Students are seen on the campus of Georgetown University in Washington March 20, 2019. The university, along with a growing list of Catholic colleges, are cancelling public classes to stop coronavirus spread. (CNS/Tyler Orsburn)
Initially the coronavirus impacted study abroad programs and spring break travel or service opportunities for U.S. colleges and universities.
But by the second week of March, a desire to curb the spread of the virus in this country prompted more than 100 higher education leaders to temporarily cancel in-person classes and move to an online teaching program for a few weeks or an unspecified time period.
These announcements, for most schools, came right before the start of spring breaks.
Catholic colleges and universities have been no exception to this transition happening at Harvard, Princeton and state universities across the country. As of March 11, dozens of Catholic college and university leaders had announced plans to cancel public classes and offer online education amid concern over the coronavirus' spread. This list is likely to continue growing in upcoming days.
For students and teachers alike, the announcement of this shift came without much advance notice.
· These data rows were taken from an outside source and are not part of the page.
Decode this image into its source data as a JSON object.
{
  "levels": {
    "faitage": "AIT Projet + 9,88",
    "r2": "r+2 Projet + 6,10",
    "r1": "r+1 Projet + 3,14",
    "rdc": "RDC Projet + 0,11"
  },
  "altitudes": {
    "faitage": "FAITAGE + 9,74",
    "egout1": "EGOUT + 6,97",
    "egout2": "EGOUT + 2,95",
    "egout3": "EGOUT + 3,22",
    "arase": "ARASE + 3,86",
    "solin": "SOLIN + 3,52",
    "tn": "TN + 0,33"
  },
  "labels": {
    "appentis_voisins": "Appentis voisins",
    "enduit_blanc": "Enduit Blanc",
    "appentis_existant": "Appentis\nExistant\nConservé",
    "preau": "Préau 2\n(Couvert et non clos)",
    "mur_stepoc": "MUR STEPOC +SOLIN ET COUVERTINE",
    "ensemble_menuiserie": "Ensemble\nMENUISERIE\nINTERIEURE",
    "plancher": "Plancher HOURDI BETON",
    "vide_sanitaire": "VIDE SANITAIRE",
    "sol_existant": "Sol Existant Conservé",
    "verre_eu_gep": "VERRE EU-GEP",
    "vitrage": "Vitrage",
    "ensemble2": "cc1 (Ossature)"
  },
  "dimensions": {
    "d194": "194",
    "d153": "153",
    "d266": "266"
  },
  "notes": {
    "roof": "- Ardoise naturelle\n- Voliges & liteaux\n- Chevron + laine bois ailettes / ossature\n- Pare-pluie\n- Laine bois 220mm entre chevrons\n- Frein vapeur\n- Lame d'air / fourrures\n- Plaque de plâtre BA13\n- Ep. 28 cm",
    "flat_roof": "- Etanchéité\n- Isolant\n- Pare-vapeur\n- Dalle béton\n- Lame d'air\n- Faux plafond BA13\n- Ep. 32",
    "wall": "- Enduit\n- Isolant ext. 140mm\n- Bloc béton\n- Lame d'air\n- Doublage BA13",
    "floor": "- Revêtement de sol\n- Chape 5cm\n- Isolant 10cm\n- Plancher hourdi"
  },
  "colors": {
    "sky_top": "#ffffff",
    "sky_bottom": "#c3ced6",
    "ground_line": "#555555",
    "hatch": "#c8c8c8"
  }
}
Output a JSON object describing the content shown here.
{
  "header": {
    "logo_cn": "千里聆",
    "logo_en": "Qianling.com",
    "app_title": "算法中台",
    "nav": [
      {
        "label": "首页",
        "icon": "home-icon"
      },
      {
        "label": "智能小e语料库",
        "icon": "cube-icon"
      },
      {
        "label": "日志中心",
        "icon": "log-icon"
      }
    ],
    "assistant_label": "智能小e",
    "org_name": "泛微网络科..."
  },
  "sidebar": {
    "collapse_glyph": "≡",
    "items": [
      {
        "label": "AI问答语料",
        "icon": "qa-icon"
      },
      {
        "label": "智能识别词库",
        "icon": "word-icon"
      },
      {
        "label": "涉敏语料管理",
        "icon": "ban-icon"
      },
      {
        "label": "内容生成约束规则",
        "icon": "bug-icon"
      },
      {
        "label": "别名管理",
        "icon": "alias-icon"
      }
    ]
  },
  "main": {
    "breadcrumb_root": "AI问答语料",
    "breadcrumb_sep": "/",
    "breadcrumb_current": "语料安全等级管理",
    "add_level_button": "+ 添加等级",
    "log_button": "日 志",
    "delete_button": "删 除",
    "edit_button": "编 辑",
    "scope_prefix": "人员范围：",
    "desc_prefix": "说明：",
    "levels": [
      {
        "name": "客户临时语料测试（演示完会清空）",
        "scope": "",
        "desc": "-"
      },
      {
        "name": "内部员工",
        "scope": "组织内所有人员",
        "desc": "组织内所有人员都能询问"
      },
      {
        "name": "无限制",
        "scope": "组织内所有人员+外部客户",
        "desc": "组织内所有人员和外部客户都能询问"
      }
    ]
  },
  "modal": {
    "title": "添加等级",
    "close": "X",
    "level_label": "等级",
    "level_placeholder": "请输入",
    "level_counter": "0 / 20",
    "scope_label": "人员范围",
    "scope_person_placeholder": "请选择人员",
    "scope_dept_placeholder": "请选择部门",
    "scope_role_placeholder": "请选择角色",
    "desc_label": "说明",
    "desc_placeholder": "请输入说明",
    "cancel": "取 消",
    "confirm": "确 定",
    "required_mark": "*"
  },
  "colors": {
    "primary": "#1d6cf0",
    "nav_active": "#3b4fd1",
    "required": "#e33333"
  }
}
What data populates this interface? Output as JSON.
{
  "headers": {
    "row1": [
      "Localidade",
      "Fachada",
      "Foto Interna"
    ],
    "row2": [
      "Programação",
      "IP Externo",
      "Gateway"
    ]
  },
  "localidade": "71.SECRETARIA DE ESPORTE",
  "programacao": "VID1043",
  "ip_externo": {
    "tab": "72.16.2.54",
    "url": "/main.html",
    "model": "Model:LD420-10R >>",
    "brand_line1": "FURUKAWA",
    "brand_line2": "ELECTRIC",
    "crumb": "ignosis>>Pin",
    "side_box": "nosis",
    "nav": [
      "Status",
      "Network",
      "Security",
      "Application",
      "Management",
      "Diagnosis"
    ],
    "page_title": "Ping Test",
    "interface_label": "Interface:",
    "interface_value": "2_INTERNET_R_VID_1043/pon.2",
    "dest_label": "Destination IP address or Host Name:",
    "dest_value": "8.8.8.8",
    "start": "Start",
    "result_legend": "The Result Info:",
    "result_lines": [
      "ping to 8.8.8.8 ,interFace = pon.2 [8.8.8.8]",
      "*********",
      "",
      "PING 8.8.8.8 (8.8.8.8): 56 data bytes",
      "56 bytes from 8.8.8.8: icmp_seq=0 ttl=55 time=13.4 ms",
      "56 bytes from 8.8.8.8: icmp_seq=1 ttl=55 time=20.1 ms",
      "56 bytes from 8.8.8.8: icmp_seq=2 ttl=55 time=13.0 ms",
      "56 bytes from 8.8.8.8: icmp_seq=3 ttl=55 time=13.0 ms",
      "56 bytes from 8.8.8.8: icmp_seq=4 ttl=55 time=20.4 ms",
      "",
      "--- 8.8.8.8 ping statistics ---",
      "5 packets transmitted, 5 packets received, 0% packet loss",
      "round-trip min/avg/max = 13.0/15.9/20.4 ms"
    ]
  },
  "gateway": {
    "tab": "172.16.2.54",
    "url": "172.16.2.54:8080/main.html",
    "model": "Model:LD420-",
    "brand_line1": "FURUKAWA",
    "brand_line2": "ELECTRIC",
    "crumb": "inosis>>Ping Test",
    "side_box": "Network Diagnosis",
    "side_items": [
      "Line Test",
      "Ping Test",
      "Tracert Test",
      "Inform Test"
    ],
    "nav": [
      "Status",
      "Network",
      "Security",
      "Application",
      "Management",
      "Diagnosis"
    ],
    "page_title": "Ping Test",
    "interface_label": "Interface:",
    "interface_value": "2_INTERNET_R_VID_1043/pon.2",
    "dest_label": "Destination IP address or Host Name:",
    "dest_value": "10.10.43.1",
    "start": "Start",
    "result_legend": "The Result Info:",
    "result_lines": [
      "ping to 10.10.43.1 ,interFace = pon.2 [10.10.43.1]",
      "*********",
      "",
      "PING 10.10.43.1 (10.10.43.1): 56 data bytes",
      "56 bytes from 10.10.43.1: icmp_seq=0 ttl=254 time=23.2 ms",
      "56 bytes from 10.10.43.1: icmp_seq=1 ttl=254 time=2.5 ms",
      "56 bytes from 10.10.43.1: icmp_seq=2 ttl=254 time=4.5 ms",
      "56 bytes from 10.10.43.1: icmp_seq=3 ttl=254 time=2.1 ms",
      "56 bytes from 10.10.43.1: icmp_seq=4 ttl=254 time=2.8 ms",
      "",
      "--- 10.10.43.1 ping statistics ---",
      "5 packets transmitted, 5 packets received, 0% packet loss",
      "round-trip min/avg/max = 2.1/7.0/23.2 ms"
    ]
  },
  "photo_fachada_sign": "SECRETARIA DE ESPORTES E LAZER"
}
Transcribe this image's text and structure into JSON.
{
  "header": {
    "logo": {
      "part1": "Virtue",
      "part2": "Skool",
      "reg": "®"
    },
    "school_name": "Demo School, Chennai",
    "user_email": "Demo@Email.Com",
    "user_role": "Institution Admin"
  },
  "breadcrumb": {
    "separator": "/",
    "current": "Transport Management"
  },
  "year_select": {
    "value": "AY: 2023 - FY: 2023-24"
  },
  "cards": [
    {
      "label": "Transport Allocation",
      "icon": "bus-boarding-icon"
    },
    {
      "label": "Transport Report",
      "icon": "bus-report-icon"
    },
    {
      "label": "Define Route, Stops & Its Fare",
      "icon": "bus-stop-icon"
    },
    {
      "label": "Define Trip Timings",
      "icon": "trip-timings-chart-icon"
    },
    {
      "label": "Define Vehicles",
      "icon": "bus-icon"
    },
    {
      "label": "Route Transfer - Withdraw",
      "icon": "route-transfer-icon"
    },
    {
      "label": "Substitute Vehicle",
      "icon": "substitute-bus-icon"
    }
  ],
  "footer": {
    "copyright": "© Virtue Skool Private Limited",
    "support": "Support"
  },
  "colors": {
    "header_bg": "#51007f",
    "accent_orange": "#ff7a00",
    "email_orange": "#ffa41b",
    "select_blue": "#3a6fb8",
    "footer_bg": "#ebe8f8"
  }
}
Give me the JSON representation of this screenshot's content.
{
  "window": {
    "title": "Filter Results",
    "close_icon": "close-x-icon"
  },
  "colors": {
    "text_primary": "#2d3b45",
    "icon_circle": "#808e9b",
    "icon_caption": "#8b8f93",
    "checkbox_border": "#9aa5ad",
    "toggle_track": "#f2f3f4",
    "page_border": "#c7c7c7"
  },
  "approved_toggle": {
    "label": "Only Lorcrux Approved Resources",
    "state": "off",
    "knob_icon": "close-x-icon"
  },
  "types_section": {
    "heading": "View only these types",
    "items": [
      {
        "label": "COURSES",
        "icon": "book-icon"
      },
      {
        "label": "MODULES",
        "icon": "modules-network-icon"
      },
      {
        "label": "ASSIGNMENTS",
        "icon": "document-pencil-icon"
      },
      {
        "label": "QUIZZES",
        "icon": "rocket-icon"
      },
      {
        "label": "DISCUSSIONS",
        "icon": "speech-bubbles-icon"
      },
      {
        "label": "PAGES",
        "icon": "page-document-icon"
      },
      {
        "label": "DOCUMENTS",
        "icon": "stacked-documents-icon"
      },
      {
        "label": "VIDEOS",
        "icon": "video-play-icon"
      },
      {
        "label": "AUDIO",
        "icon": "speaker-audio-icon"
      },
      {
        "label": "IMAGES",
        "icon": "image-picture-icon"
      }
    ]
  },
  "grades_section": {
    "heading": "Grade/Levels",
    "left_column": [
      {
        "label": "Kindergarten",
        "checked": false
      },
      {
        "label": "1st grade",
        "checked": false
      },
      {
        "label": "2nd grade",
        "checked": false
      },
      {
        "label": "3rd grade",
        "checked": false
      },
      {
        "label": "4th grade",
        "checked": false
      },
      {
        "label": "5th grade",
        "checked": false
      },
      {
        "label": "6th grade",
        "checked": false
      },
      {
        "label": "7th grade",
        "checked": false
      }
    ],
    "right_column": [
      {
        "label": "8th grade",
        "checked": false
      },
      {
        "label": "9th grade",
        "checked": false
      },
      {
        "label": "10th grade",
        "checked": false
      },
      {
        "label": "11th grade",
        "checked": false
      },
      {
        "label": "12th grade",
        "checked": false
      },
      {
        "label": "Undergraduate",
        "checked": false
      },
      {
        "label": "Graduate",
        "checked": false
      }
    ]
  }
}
Kevin Ahern, an associate professor of religious studies at Manhattan College in Riverdale, New York — which will be online March 11 until the week of March 23, with a week off for spring break — called the format an adjustment, to say the least.
He and fellow professors didn't have much time to prepare. Teachers got word over the weekend that this might happen and then found out March 9 it was happening in two days.
That means faculty members have to get up to speed with technology and figure out a way to engage with students on an online platform that is not nearly the same as being together especially in a small classroom on his campus.
Fordham University sophomore Lindsey Fritz learned March 9 that her school in New York was suspending public classes and offering them online March 11 — with no date on when regular classes would resume. She said it has been a crazy time but that everyone she knows has been "super flexible."
Fritz, a freshman resident assistant, has been busy helping students pack up to go home or to figure out what they are doing if home is far away, and even making the offer that students can stay at her family's home in Cromwell, Connecticut, if they have nowhere to go.
She already was disappointed to find out that the university's global outreach program to El Salvador she planned to join over spring break was canceled, but this abrupt change in the entire school program is new to her and everyone else and as she put it, "there is nothing to compare it to."
Fritz, a communications major, who had her first online classes March 11, said it was in a video chat format where students could raise their hands and ask questions. She liked it and said that for another class later in the week, she would be participating while on the road — she's not driving — with some friends heading to Georgia.
The first Catholic university to announce it was moving to temporary online format was Seattle University, a Jesuit-run school, which announced March 6 it would not offer public classes for the rest of its winter quarter, ending March 20.
Although the university was switching to online classes, it planned to keep the campus open. Some Catholic universities with similar online plans, like Fordham, urged students not to stay on campus.
By March 11, other Catholic colleges and universities that announced they were canceling in-person classes temporarily included St. John's University in the New York borough of Queens, Sacred Heart University in Fairfield, Connecticut, and Santa Clara University in California.
Ohio Catholic universities — John Carroll University, Xavier University and the University of Dayton — also joined this list along with Georgetown University, Loyola Marymount University, Loyola University Maryland, St. Louis University and the University of San Francisco, which initially had only made this change for its law school.
News reports claimed University of Dayton students were protesting the school's temporary housing closures after a group of students had been dispersed by police March 10, but the university issued a statement the next day that said the students were not reacting to the school's coronavirus measures but "wanted one last large gathering before spring break, and the size and behavior of the crowd required police to take action."
None of the schools stopping their public classes had specific cases of coronavirus on their campuses, instead they said they were taking this step as a precautionary measure.
On March 5, the U.S. Department of Education released guidelines for colleges to quickly transition to online class formats.
But even with guidelines, this is a new experience for many students and professors, even if they have joined or presented online courses before.
"I'm actually excited," Fritz, the Fordham student, told Catholic News Service. She and her friends, despite the unknown territory they were going through, were taking it in stride, but she did point out that a friend of hers in IT has been super busy the past few days helping teachers.
"There's no other option; you've got to have a positive attitude," she said.
But Ahern, who teaches world religions and a labor studies class, has heard another side: students who are anxious about this new classroom switch, especially if they had work-study jobs on campus or other work near school and they need this money to pay tuition.
Graduating seniors also are concerned about the job market, he said.
"It's a new territory for a lot of us," he added, stressing that students and faculty alike need to be flexible.
He also thinks there is a teaching moment in all of this, particularly about how the church responds to those in need or to questions the pandemic raises about fair labor practices.
"If anything, this is teaching us we are not in control," he said.